I’ve watched all your videos in the last 2 days and have been studying Reinhardt with the encyclopedia for quite awhile and I appreciate your use of “embouchure motion” rather than pivot. My embouchure is upstream, off to the L side, angle almost straight out. I had been using side movement: R and up for low reg. and L and down for higher reg. In the ency. Reinhardt says it is best no matter what type to put pressure on lower lip but in listening to your videos you say that with a low placement upstream emb. more vibration happens with the lower lip and I seemed to have confirmed this today. Putting more pressure on top for low notes and then more pressure on bottom lip for high notes. This seems to free up vibrations and the side mvt. is not so extreme.

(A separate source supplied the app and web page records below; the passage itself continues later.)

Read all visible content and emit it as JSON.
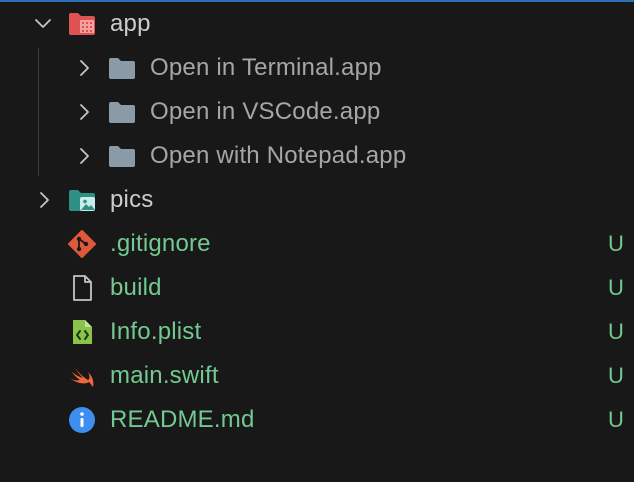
{
  "tree": {
    "app": {
      "label": "app",
      "icon": "red-app-folder-icon"
    },
    "app_children": [
      {
        "label": "Open in Terminal.app",
        "icon": "folder-icon"
      },
      {
        "label": "Open in VSCode.app",
        "icon": "folder-icon"
      },
      {
        "label": "Open with Notepad.app",
        "icon": "folder-icon"
      }
    ],
    "pics": {
      "label": "pics",
      "icon": "teal-image-folder-icon"
    },
    "files": [
      {
        "label": ".gitignore",
        "icon": "git-icon",
        "status": "U"
      },
      {
        "label": "build",
        "icon": "file-icon",
        "status": "U"
      },
      {
        "label": "Info.plist",
        "icon": "plist-file-icon",
        "status": "U"
      },
      {
        "label": "main.swift",
        "icon": "swift-icon",
        "status": "U"
      },
      {
        "label": "README.md",
        "icon": "info-icon",
        "status": "U"
      }
    ]
  },
  "colors": {
    "background": "#181818",
    "untracked": "#73c991",
    "folder_text": "#cccccc",
    "subfolder_text": "#a6a6a6",
    "accent_line": "#2b6fb5"
  }
}
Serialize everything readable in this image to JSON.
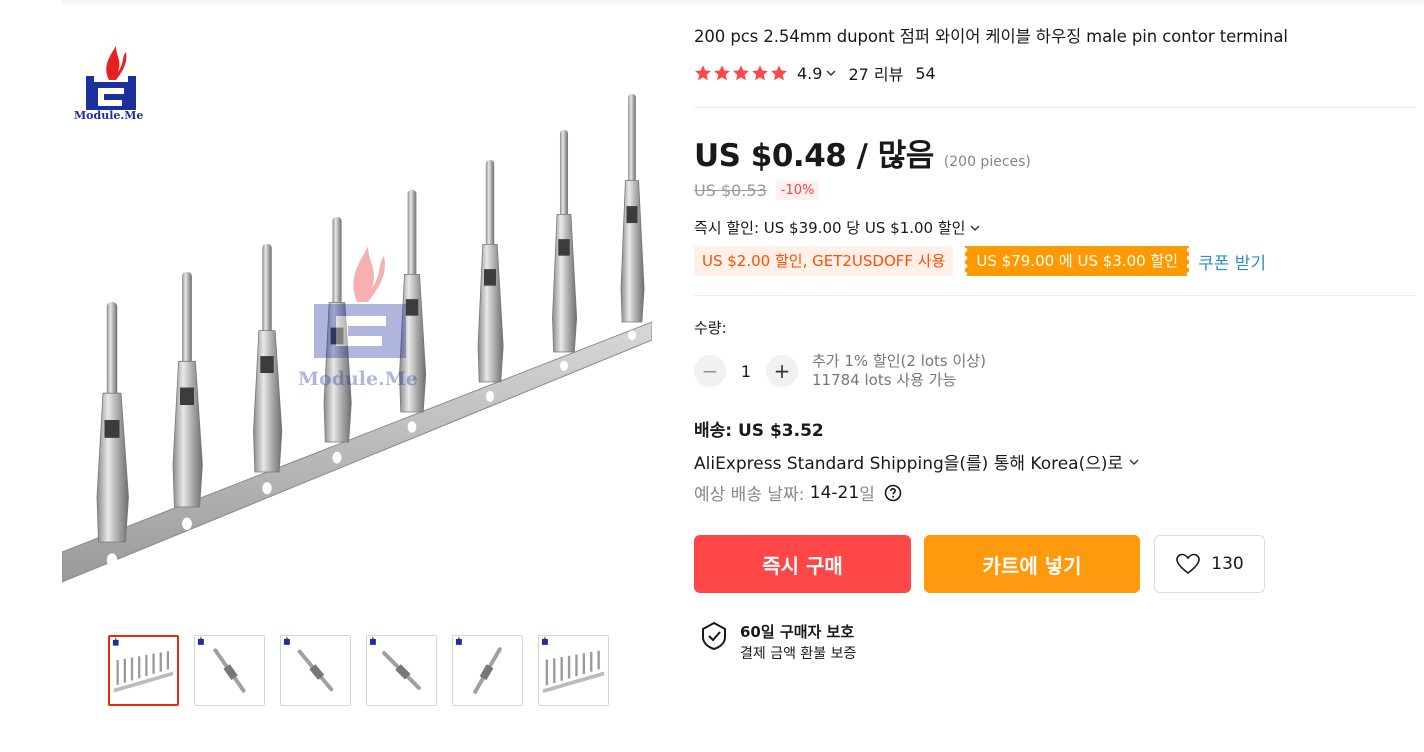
{
  "product": {
    "title": "200 pcs 2.54mm dupont 점퍼 와이어 케이블 하우징 male pin contor terminal",
    "rating": "4.9",
    "reviews": "27 리뷰",
    "orders": "54",
    "star_count": 5
  },
  "brand": {
    "watermark": "Module.Me"
  },
  "price": {
    "current": "US $0.48 / 많음",
    "pieces": "(200 pieces)",
    "original": "US $0.53",
    "discount": "-10%"
  },
  "promo": {
    "instant": "즉시 할인: US $39.00 당 US $1.00 할인",
    "coupon_code": "US $2.00 할인, GET2USDOFF 사용",
    "coupon_threshold": "US $79.00 에 US $3.00 할인",
    "get_coupon": "쿠폰 받기"
  },
  "quantity": {
    "label": "수량:",
    "value": "1",
    "minus": "−",
    "plus": "+",
    "note1": "추가 1% 할인(2 lots 이상)",
    "note2": "11784 lots 사용 가능"
  },
  "shipping": {
    "price": "배송: US $3.52",
    "method": "AliExpress Standard Shipping을(를) 통해 Korea(으)로",
    "date_label": "예상 배송 날짜:",
    "date_value": "14-21",
    "date_unit": "일"
  },
  "actions": {
    "buy": "즉시 구매",
    "cart": "카트에 넣기",
    "wishlist_count": "130"
  },
  "protection": {
    "title": "60일 구매자 보호",
    "subtitle": "결제 금액 환불 보증"
  },
  "colors": {
    "accent_red": "#ff4747",
    "accent_orange": "#ff9a0e",
    "star": "#ff4747",
    "link": "#2d8fc4"
  },
  "gallery": {
    "thumbnail_count": 6,
    "active_index": 0
  }
}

Is this correct for low placement upstreamer? thank you, Brian

As always, I have to caution you about taking advice from someone who can’t watch you play in person.  It’s really tough to know for certain what’s going on. Continue reading Embouchure Question: Top Lip Pressure

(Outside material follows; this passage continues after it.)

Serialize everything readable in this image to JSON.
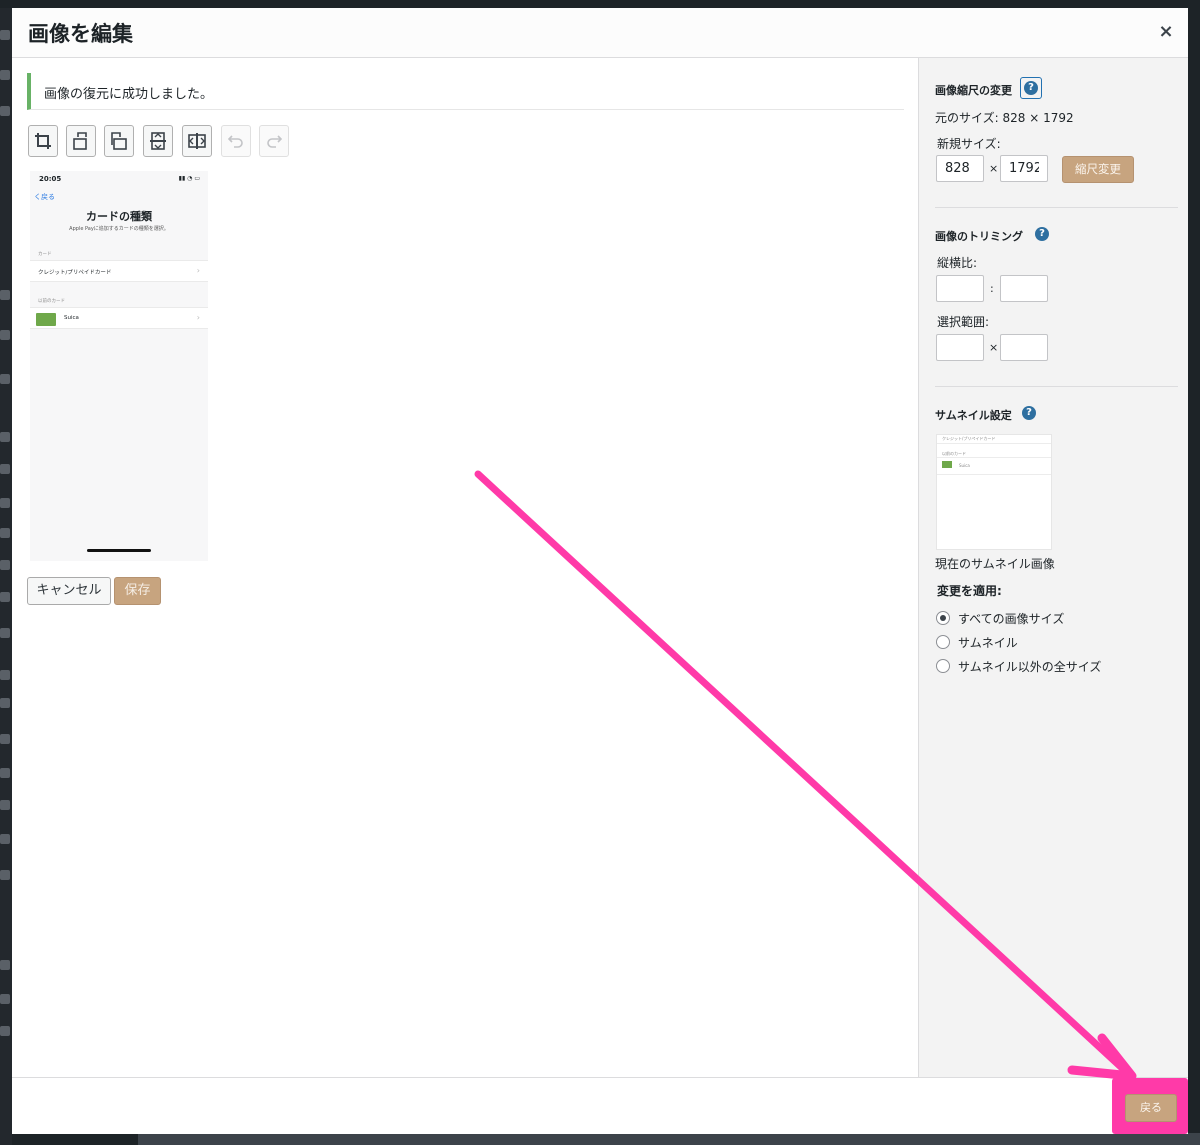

Guess the Embouchure Type: Tyree Glenn

About a week ago John shot me an email after coming across this photo of trombonist Tyree Glenn for sale (not sure how long that link will work).  I poked around and found a video that has a couple pretty good looks at Glenn’s chops.  Take a look and see if you can tell what his embouchure type was.  Embedding was disabled, so you’ll have to follow this link to watch it.  My guess after the break.

Continue reading Guess the Embouchure Type: Tyree Glenn

Embouchure Question: Top Lip Slipping Out Of Mouthpiece

Hank stopped by to ask a question I’ve also had to personally deal with.

I’ve found that the only way I can get the sensation of “embouchure motion“, i.e. the MP/embouchure/jaw `tracking’ along the teeth foundation either for ascending or descending, is on a so-called `dry’ set up.  If I try a `wet’ set up the MP tends to slip down onto the red part of top lip in stead of the whole assembly moving/tracking. Thanks, Comments?

This is actually a pretty common issue for some players, particularly those who belong to the Low Placement embouchure type, but also sometimes Medium High Placement players as well.  These types both have an embouchure motion to pull the mouthpiece and lips together down to ascend.  When the lips feel slippery, sometimes the mouthpiece placement will slide on the lips to a lower placement like Hank describes.

First of all, there’s nothing inherently wrong with placing the mouthpiece so the rim sits on the red of the upper lips, in spite of what many teachers and players believe.  My own embouchure, shown at the right, has the rim right on the red of my upper lip.  This just happens to be where it works best for me, and is a quite a bit lower than most Low Placement embouchure types I’ve seen.  Perhaps the reason your mouthpiece wants to slide down there is because that’s where it works best.  Try it out and see what happens.  But without watching you play in person, that’s just a wild guess.  Caveat emptor.

I did mention above that I’ve dealt with this issue myself, though.  As you can note from the photo, if my top lip starts to slide up it goes right off the rim, so I have to be careful.  I’ve tried a few different things, all of which help to a certain degree.  Here they are, in no particular order. Continue reading Embouchure Question: Top Lip Slipping Out Of Mouthpiece